#### Data supplied ####

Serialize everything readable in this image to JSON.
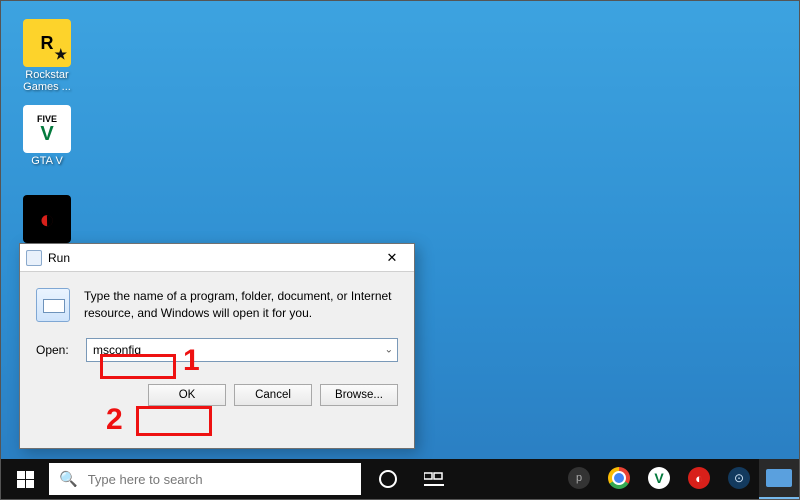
{
  "desktop": {
    "icons": [
      {
        "name": "rockstar-games-launcher",
        "label": "Rockstar Games ..."
      },
      {
        "name": "gta-v",
        "label": "GTA V"
      },
      {
        "name": "garena",
        "label": ""
      }
    ]
  },
  "run_dialog": {
    "title": "Run",
    "description": "Type the name of a program, folder, document, or Internet resource, and Windows will open it for you.",
    "open_label": "Open:",
    "open_value": "msconfig",
    "buttons": {
      "ok": "OK",
      "cancel": "Cancel",
      "browse": "Browse..."
    }
  },
  "annotations": {
    "step1": "1",
    "step2": "2"
  },
  "taskbar": {
    "search_placeholder": "Type here to search",
    "pinned": [
      "cortana",
      "task-view",
      "proto",
      "chrome",
      "gta-v",
      "garena",
      "steam",
      "run"
    ]
  }
}
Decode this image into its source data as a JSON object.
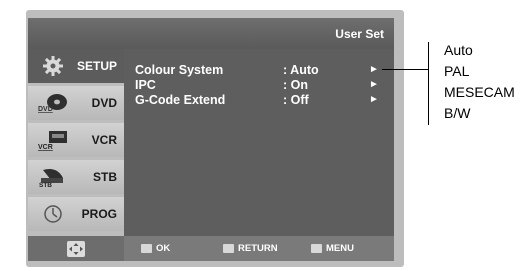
{
  "title": "User Set",
  "sidebar": [
    {
      "label": "SETUP",
      "icon": "gear-icon",
      "active": true
    },
    {
      "label": "DVD",
      "icon": "dvd-disc-icon",
      "active": false
    },
    {
      "label": "VCR",
      "icon": "vcr-tape-icon",
      "active": false
    },
    {
      "label": "STB",
      "icon": "stb-satellite-icon",
      "active": false
    },
    {
      "label": "PROG",
      "icon": "prog-timer-icon",
      "active": false
    }
  ],
  "rows": [
    {
      "label": "Colour System",
      "value": ": Auto",
      "arrow": "►"
    },
    {
      "label": "IPC",
      "value": ": On",
      "arrow": "►"
    },
    {
      "label": "G-Code Extend",
      "value": ": Off",
      "arrow": "►"
    }
  ],
  "footer": {
    "ok": "OK",
    "return": "RETURN",
    "menu": "MENU"
  },
  "options": [
    "Auto",
    "PAL",
    "MESECAM",
    "B/W"
  ]
}
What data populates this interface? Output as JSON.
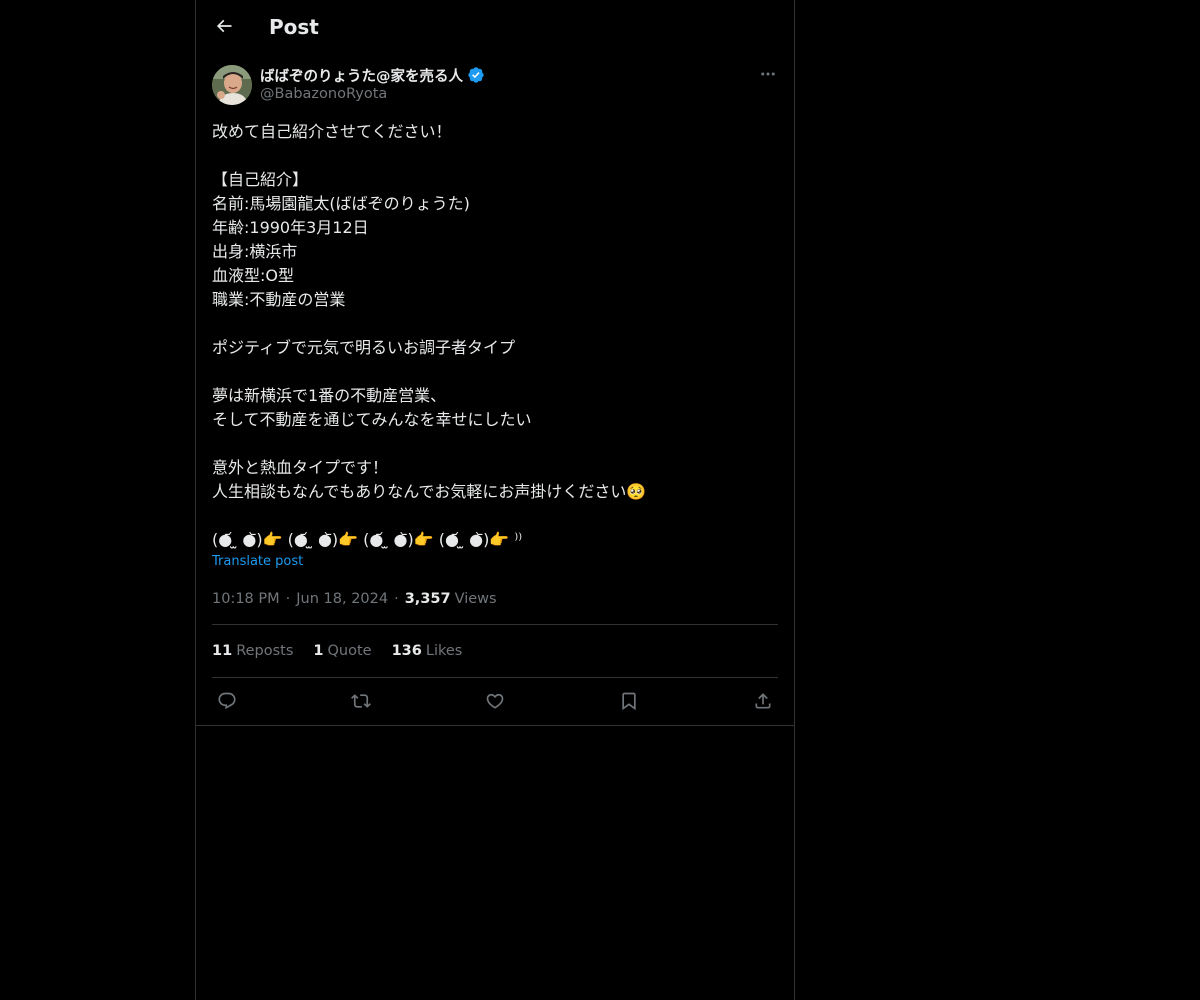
{
  "header": {
    "title": "Post",
    "back_icon": "arrow-left-icon"
  },
  "author": {
    "display_name": "ばばぞのりょうた@家を売る人",
    "handle": "@BabazonoRyota",
    "verified_icon": "verified-badge-icon",
    "verified_color": "#1d9bf0"
  },
  "post": {
    "text": "改めて自己紹介させてください！\n\n【自己紹介】\n名前:馬場園龍太(ばばぞのりょうた)\n年齢:1990年3月12日\n出身:横浜市\n血液型:O型\n職業:不動産の営業\n\nポジティブで元気で明るいお調子者タイプ\n\n夢は新横浜で1番の不動産営業、\nそして不動産を通じてみんなを幸せにしたい\n\n意外と熱血タイプです！\n人生相談もなんでもありなんでお気軽にお声掛けください🥺\n\n(●᷄ ̫ ●᷅)👉 (●᷄ ̫ ●᷅)👉 (●᷄ ̫ ●᷅)👉 (●᷄ ̫ ●᷅)👉 ⁾⁾",
    "translate_label": "Translate post",
    "time": "10:18 PM",
    "separator": "·",
    "date": "Jun 18, 2024",
    "views_count": "3,357",
    "views_label": "Views"
  },
  "stats": {
    "reposts_count": "11",
    "reposts_label": "Reposts",
    "quotes_count": "1",
    "quotes_label": "Quote",
    "likes_count": "136",
    "likes_label": "Likes"
  },
  "actions": {
    "reply_icon": "reply-icon",
    "repost_icon": "repost-icon",
    "like_icon": "heart-icon",
    "bookmark_icon": "bookmark-icon",
    "share_icon": "share-icon"
  },
  "colors": {
    "background": "#000000",
    "text_primary": "#e7e9ea",
    "text_secondary": "#71767b",
    "accent": "#1d9bf0",
    "border": "#2f3336"
  }
}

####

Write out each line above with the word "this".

Response area:
Serialize everything readable in this image to JSON.
Decode this image into its source data as a JSON object.
What data populates this interface? Output as JSON.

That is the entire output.